Element data from apps and pages
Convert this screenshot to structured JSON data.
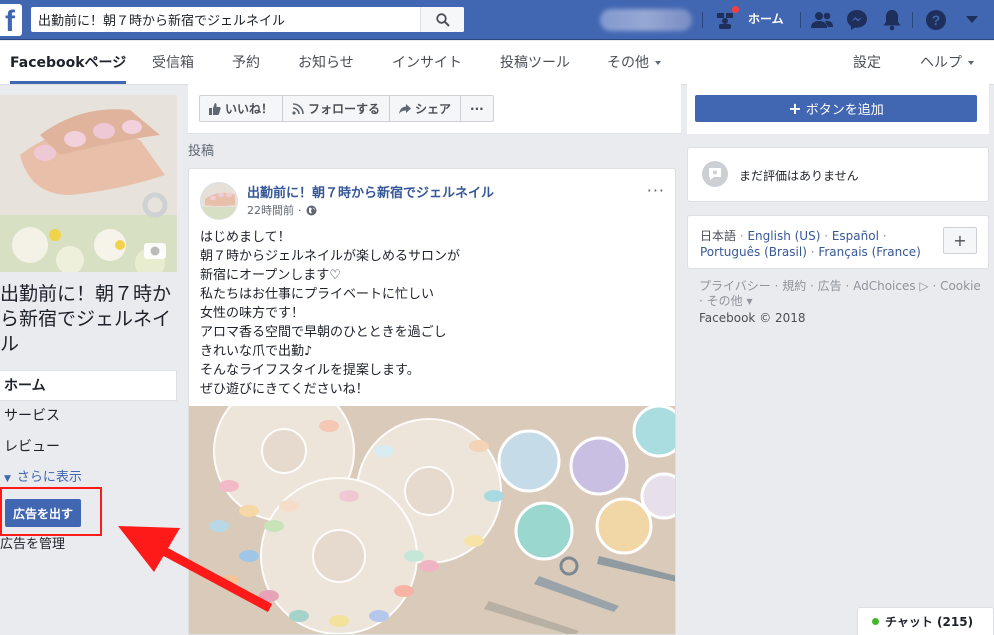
{
  "topbar": {
    "search_value": "出勤前に！朝７時から新宿でジェルネイル",
    "home_label": "ホーム",
    "brand_color": "#4267b2"
  },
  "pagenav": {
    "tabs": [
      {
        "label": "Facebookページ"
      },
      {
        "label": "受信箱"
      },
      {
        "label": "予約"
      },
      {
        "label": "お知らせ"
      },
      {
        "label": "インサイト"
      },
      {
        "label": "投稿ツール"
      },
      {
        "label": "その他"
      }
    ],
    "settings_label": "設定",
    "help_label": "ヘルプ"
  },
  "page": {
    "name": "出勤前に！朝７時から新宿でジェルネイル",
    "left_nav": [
      {
        "label": "ホーム"
      },
      {
        "label": "サービス"
      },
      {
        "label": "レビュー"
      }
    ],
    "see_more": "さらに表示",
    "ad_button": "広告を出す",
    "manage_ads": "広告を管理"
  },
  "actions": {
    "like": "いいね！",
    "follow": "フォローする",
    "share": "シェア",
    "more": "···",
    "add_button": "ボタンを追加"
  },
  "posts_label": "投稿",
  "post": {
    "author": "出勤前に！朝７時から新宿でジェルネイル",
    "time": "22時間前",
    "more": "···",
    "lines": [
      "はじめまして！",
      "朝７時からジェルネイルが楽しめるサロンが",
      "新宿にオープンします♡",
      "私たちはお仕事にプライベートに忙しい",
      "女性の味方です！",
      "アロマ香る空間で早朝のひとときを過ごし",
      "きれいな爪で出勤♪",
      "そんなライフスタイルを提案します。",
      "ぜひ遊びにきてくださいね！"
    ]
  },
  "sidebar": {
    "rating_text": "まだ評価はありません",
    "lang_current": "日本語",
    "languages": [
      "English (US)",
      "Español",
      "Português (Brasil)",
      "Français (France)"
    ],
    "footer_links": "プライバシー · 規約 · 広告 · AdChoices ▷ · Cookie · その他 ▾",
    "copyright": "Facebook © 2018"
  },
  "chat": {
    "label": "チャット (215)"
  }
}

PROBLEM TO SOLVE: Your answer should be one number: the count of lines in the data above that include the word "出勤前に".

WRITTEN REPLY: 3